Hallstead - The people of Hallstead raised $2,500 quickly to secure a cut glass factory which promises to employ from seventy to one hundred men. Six thousand dollars in cash is to be raised by the people and it is said that Mrs. Lusk and son, Franklin, have donated a valuable piece of property for same.
Springville - D. Clarence Gibboney, the noted reformer and brilliant orator, of Philadelphia, will speak along the lines of Civic Reform at the Methodist church, Sunday morning, October 30 at 10:30 a.m.
Silver Lake - W.G. Hayes, a former Silver Lake boy, but now engaged in the carpenter and building trade in Binghamton, was calling on old friends here and at Montrose, the forepart of the week.

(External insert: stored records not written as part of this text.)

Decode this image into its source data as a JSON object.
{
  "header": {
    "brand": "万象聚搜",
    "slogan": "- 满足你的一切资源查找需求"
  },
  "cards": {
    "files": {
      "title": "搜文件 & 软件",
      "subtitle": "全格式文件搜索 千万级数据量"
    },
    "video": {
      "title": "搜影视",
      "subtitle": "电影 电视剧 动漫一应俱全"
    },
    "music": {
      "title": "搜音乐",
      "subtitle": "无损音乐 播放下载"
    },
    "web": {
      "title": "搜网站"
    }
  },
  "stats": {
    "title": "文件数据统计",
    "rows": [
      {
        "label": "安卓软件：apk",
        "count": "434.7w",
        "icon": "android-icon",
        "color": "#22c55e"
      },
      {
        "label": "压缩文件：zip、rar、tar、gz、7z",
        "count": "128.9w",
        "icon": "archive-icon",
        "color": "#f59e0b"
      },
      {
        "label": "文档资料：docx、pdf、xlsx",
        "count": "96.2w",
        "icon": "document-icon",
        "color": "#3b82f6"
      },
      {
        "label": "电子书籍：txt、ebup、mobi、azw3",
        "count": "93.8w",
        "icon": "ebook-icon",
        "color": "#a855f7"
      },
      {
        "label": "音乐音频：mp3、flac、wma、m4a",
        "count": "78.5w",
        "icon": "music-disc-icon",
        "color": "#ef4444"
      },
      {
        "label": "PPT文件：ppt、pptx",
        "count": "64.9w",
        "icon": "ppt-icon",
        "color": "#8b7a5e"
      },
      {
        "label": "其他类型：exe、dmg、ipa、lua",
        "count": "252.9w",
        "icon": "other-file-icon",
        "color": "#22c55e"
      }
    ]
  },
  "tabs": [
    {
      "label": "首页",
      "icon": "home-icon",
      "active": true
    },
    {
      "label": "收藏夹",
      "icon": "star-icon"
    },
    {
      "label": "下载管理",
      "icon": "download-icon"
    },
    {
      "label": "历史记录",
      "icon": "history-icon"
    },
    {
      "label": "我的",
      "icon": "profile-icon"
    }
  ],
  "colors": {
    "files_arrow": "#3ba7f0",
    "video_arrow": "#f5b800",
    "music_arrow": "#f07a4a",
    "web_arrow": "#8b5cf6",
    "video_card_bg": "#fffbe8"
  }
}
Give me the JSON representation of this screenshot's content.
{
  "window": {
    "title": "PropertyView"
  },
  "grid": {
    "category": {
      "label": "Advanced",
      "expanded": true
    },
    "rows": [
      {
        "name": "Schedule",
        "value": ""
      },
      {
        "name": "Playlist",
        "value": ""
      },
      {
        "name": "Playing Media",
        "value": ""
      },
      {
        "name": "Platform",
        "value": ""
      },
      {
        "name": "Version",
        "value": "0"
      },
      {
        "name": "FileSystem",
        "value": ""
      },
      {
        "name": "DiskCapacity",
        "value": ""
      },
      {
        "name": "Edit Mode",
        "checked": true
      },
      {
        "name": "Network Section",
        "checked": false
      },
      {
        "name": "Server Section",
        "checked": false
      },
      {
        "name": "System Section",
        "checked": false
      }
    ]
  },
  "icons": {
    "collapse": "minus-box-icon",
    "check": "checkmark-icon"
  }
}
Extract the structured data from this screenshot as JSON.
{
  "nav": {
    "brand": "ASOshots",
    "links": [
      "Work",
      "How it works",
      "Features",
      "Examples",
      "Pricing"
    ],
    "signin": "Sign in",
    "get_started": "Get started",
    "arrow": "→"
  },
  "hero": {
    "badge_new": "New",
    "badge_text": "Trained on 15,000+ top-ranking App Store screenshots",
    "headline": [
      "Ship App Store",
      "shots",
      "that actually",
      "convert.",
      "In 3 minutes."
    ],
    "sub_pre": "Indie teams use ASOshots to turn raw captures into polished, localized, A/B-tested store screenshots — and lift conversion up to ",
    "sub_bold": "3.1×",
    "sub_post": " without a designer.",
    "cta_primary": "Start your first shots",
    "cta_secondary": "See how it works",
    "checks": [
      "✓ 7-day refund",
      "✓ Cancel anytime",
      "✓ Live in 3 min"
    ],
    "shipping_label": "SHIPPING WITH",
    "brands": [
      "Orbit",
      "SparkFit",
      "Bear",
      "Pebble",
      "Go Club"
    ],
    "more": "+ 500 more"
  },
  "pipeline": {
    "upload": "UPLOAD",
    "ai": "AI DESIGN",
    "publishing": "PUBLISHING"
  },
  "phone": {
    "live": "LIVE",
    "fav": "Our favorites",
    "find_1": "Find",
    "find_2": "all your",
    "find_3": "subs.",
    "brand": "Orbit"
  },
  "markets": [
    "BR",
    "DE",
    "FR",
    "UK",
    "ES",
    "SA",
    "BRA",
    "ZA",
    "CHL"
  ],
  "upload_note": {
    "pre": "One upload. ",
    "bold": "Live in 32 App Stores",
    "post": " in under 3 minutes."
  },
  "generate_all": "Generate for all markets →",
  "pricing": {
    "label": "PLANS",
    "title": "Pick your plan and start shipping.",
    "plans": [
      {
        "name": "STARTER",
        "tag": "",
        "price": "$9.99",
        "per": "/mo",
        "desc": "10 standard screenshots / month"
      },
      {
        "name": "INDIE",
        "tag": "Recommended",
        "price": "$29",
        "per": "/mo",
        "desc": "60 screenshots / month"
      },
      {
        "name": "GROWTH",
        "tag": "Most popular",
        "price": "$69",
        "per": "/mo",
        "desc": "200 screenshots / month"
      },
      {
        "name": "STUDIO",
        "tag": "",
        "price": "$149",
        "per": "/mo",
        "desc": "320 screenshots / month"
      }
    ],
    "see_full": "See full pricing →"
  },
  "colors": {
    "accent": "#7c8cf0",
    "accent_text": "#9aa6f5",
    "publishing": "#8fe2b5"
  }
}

Montrose - "Dare Devil Dan," which will be the attraction at the Opera House on Thursday, Nov. 3, is what Chicago critics term a play of the people because it caters to all classes. If you want pathos and laughter, Mr. Mannis' new offering is the play to see. One of the large bounding joys of the production is ten new up-to-date song hits. ALSO The people of Montrose were shocked and saddened Monday noon when the news flew around town that Miss Anna Looker Nash had expired, suddenly, at her home on South Main Street, the direct trouble being heart failure. Miss Nash was 26 years of age and was one of the highly esteemed young ladies of Montrose. She was the trusted stenographer and accountant at Titsworth & Sons Insurance office for the past four years. She is survived by her father and mother Mr. and Mrs. W.W. Nash (he being a florist), two sisters, Edith, at home and Mrs. Fannie Palmer, Oneonta, NY and one brother, Earl.
Elk Lake - E.E. Stevens, one of the county's most successful merchants, and a most genial gentleman, was at the County Seat yesterday, and was passing out good cigars to his friends. Mr. Stevens has very recently taken unto him a wife, and is receiving hearty Congratulations on all sides, to which is added those of the Democrat.
News Briefs - More and more farmers every day are posting their farms, and the hunter's field is constantly getting more restricted. Many farmers have had stock injured by hunters and others say that promiscuous shooting even endangers the members of their own families. Then there is the vicious hunter who will leave gates open or throw a rail off from a fence and never know or care whether it is put up, and through these exploits farmers also have fruit, chestnuts and other things stolen and as he pays the taxes and has his own living to make, it is his right to post his farm, if he chooses. Of course, there are a great many very gentlemanly hunters who only go out for pure, manly sport and are exceedingly careful to do no damage to one's property--but then there are others who are not. ALSO The Philadelphia Athletics are champions of the world, and their victory is mainly due to the good management of Connie Mack. They won the title by defeating the Cubs, champions of the National League, four games out of five. The fourth game, which was a ten inning affair, the Cubs, led by their pitcher "King" Cole, and assisted by "Three Fingered Brown," managed to squeeze a victory to their credit by the score of 4 to 3.